However, these are the types of games that, dare I say, "special" teams tend to win. Even if you don't think they're special, these are absolutely the types of games that the Mets of the last few years wouldn't win. There's something about this team that people are overlooking: they believe.
They believe in themselves, they believe in the team concept and they believe in what Terry Collins is doing. Speaking of TC, I absolutely love the man. I don't think they could've hired someone that was more right for the job.
The Mets are right back in action tonight, and I will be very interested to see how they come out after the big win last night. Let's take a look at the three top stars from that game.
If it wasn't for Ramon Ramirez, Daniel Murphy's hit probably wouldn't have been a walk-off. With the game tied at three in the sixth inning, Ramon Ramirez entered the game with runners on first and second, after Miguel Batista had walked both Danny Espinosa and Ryan Zimmerman.
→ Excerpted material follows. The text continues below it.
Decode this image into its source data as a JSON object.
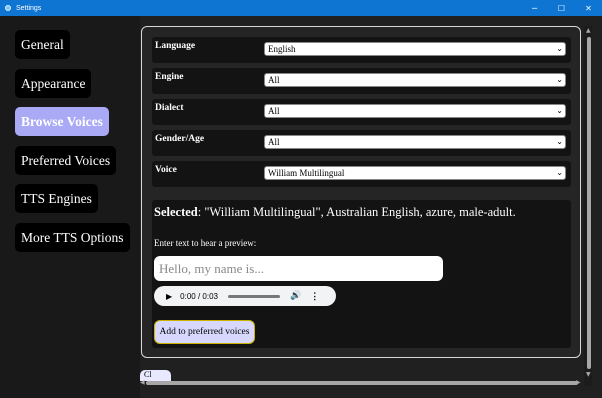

Ramirez didn't flinch. He got Adam Laroche to line out to left field for the first out. This was a case of things just going right when you're rolling. Laroche hit a nice shot down the left-field line, and being a lefty, you figured that was going to drop. However, for whatever reason, Bay was shaded a little towards the line and made a nice running catch to get there.
After that, Jayson Werth grounded into a routine double play (which should be noted was Daniel Murphy's first of the season). Ron Darling, who for anyone listening to the broadcast was essentially clairvoyant all night, predicted this happening.
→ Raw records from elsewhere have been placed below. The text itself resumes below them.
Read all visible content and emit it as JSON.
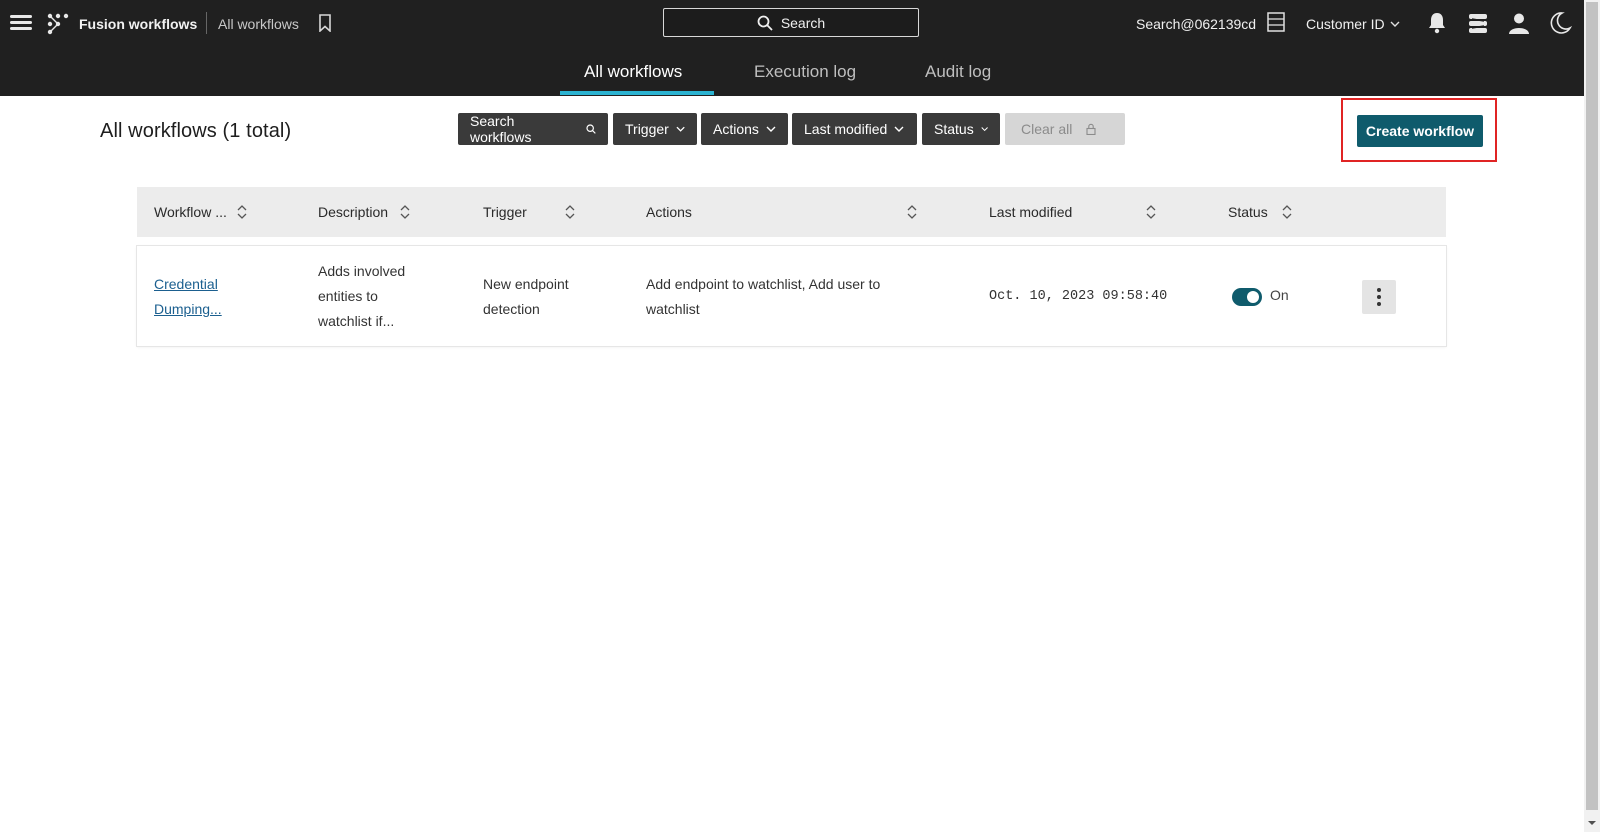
{
  "header": {
    "app_name": "Fusion workflows",
    "breadcrumb_page": "All workflows",
    "search_label": "Search",
    "user_account": "Search@062139cd",
    "customer_id": "Customer ID"
  },
  "tabs": [
    {
      "label": "All workflows",
      "active": true
    },
    {
      "label": "Execution log",
      "active": false
    },
    {
      "label": "Audit log",
      "active": false
    }
  ],
  "toolbar": {
    "title": "All workflows (1 total)",
    "filters": [
      "Search workflows",
      "Trigger",
      "Actions",
      "Last modified",
      "Status"
    ],
    "clear_all": "Clear all",
    "create_label": "Create workflow"
  },
  "table": {
    "columns": [
      "Workflow ...",
      "Description",
      "Trigger",
      "Actions",
      "Last modified",
      "Status"
    ],
    "rows": [
      {
        "name_line1": "Credential",
        "name_line2": "Dumping...",
        "description_line1": "Adds involved",
        "description_line2": "entities to",
        "description_line3": "watchlist if...",
        "trigger_line1": "New endpoint",
        "trigger_line2": "detection",
        "actions_line1": "Add endpoint to watchlist, Add user to",
        "actions_line2": "watchlist",
        "last_modified": "Oct. 10, 2023 09:58:40",
        "status": "On"
      }
    ]
  },
  "colors": {
    "topbar": "#202020",
    "accent_tab": "#2bb3d1",
    "primary_button": "#0f5b6c",
    "highlight": "#e02424"
  }
}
Another big spot for Ramon Ramirez, another terrific outing. The Mets bullpen has looked flat-out amazing in the early going so far.
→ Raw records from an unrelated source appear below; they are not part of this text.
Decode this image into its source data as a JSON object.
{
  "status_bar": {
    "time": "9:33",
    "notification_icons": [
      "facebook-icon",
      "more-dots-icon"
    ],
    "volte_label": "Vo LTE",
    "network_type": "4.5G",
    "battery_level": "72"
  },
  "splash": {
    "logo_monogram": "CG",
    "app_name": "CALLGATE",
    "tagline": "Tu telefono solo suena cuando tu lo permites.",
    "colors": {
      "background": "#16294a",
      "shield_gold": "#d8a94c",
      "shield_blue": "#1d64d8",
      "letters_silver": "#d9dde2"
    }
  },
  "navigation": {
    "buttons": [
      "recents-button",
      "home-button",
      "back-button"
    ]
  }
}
Captain Kirk was at it again. Any other game, he probably would've gotten three stars, but that has to go to someone else this time.
Kirk got to the plate with Josh Thole on first and two out in the bottom of the fourth. Edwin Jackson was dealing and the Mets weren't really squaring anything up against him. On a one-two pitch on the inner half, Nieuwenhuis turned on the ball and smacked it over the newly drawn in right field fence for a two-run, game-tying homer. This was, of course, Nieuwenhuis's first career home run.
This was big for the Mets because they didn't score again until the walk-off hit in the ninth inning. If Nieuwenhuis doesn't hit that home run, it's a completely different ball game.
Of course the three stars are going to the man who is quickly becoming everyone's favorite Met. You all obviously know about the walk-off hit, but I want to touch on two things that could be just as important.
The first came with one out in the sixth inning. With runners on first and second, Jayson Werth hit a ball right to Ruben Tejada for as routine of a double play as they come.
Now, this sounds completely unimportant, but Murphy has not turned a double play yet this year and the only one he had a chance on, he literally dropped the ball. However, this time Murphy had great footwork and looked silky smooth in turning the double play.
The second thing was in the top of the ninth inning, with a runner on first and two outs, Ryan Zimmerman hit a hard grounder right back up the middle. It looked, by all means, that it was going into center field for a base hit.
The Nats probably would've had first and third with two outs. However, out of seemingly nowhere, Murphy came diving across the television screen to smother the ball and throw it to Tejada at second base for the final out of the inning.
It only seemed fitting, that with second and third and no outs in the bottom of the ninth, Murphy would be the guy to come to the plate. He smacked a single to right field and Mike Baxter scored the winning run, and the Mets went to 4-0.